Each of the entries below needs to be given again exactly.

* * *

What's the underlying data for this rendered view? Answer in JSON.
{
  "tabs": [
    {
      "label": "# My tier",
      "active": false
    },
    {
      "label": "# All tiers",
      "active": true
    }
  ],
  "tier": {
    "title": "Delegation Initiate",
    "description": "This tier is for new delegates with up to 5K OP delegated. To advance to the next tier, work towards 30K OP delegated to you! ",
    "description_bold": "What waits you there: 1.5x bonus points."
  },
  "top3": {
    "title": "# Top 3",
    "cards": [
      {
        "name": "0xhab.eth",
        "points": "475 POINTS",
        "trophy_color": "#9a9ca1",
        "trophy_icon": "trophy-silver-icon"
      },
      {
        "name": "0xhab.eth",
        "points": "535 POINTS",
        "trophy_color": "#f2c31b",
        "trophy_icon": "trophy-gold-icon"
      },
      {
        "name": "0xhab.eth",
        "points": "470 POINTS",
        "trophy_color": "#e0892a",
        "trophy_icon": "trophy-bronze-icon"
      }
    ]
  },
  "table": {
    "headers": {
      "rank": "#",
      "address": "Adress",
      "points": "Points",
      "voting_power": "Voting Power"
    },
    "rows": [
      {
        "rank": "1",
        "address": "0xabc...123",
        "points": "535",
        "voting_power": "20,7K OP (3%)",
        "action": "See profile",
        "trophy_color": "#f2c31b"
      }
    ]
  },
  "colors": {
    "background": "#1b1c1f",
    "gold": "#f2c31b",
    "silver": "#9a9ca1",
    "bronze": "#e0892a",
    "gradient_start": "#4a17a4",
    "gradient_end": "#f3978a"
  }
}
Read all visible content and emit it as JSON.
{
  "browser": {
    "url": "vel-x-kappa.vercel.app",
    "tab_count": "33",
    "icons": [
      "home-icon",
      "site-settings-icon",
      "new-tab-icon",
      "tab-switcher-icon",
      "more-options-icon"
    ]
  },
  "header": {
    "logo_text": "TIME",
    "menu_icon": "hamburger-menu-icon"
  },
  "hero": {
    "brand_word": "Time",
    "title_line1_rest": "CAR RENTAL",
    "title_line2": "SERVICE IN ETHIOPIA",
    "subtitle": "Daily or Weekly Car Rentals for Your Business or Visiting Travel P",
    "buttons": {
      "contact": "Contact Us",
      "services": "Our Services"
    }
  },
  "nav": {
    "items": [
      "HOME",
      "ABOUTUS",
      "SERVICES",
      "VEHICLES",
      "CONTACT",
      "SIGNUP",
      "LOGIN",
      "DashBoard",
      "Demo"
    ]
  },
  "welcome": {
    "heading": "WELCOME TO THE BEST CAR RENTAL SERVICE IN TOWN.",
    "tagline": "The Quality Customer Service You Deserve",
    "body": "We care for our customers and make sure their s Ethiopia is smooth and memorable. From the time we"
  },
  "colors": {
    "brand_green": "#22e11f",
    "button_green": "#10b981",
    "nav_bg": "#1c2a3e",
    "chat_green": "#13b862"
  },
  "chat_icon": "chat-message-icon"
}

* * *

* _Problem solution_
What's the underlying data for this rendered view? Answer in JSON.
{
  "tabs": [
    {
      "label": "# My tier",
      "active": false
    },
    {
      "label": "# All tiers",
      "active": true
    }
  ],
  "tier": {
    "title": "Delegation Initiate",
    "description": "This tier is for new delegates with up to 5K OP delegated. To advance to the next tier, work towards 30K OP delegated to you! ",
    "description_bold": "What waits you there: 1.5x bonus points."
  },
  "top3": {
    "title": "# Top 3",
    "cards": [
      {
        "name": "0xhab.eth",
        "points": "475 POINTS",
        "trophy_color": "#9a9ca1",
        "trophy_icon": "trophy-silver-icon"
      },
      {
        "name": "0xhab.eth",
        "points": "535 POINTS",
        "trophy_color": "#f2c31b",
        "trophy_icon": "trophy-gold-icon"
      },
      {
        "name": "0xhab.eth",
        "points": "470 POINTS",
        "trophy_color": "#e0892a",
        "trophy_icon": "trophy-bronze-icon"
      }
    ]
  },
  "table": {
    "headers": {
      "rank": "#",
      "address": "Adress",
      "points": "Points",
      "voting_power": "Voting Power"
    },
    "rows": [
      {
        "rank": "1",
        "address": "0xabc...123",
        "points": "535",
        "voting_power": "20,7K OP (3%)",
        "action": "See profile",
        "trophy_color": "#f2c31b"
      }
    ]
  },
  "colors": {
    "background": "#1b1c1f",
    "gold": "#f2c31b",
    "silver": "#9a9ca1",
    "bronze": "#e0892a",
    "gradient_start": "#4a17a4",
    "gradient_end": "#f3978a"
  }
}
Read all visible content and emit it as JSON.
{
  "browser": {
    "url": "vel-x-kappa.vercel.app",
    "tab_count": "33",
    "icons": [
      "home-icon",
      "site-settings-icon",
      "new-tab-icon",
      "tab-switcher-icon",
      "more-options-icon"
    ]
  },
  "header": {
    "logo_text": "TIME",
    "menu_icon": "hamburger-menu-icon"
  },
  "hero": {
    "brand_word": "Time",
    "title_line1_rest": "CAR RENTAL",
    "title_line2": "SERVICE IN ETHIOPIA",
    "subtitle": "Daily or Weekly Car Rentals for Your Business or Visiting Travel P",
    "buttons": {
      "contact": "Contact Us",
      "services": "Our Services"
    }
  },
  "nav": {
    "items": [
      "HOME",
      "ABOUTUS",
      "SERVICES",
      "VEHICLES",
      "CONTACT",
      "SIGNUP",
      "LOGIN",
      "DashBoard",
      "Demo"
    ]
  },
  "welcome": {
    "heading": "WELCOME TO THE BEST CAR RENTAL SERVICE IN TOWN.",
    "tagline": "The Quality Customer Service You Deserve",
    "body": "We care for our customers and make sure their s Ethiopia is smooth and memorable. From the time we"
  },
  "colors": {
    "brand_green": "#22e11f",
    "button_green": "#10b981",
    "nav_bg": "#1c2a3e",
    "chat_green": "#13b862"
  },
  "chat_icon": "chat-message-icon"
}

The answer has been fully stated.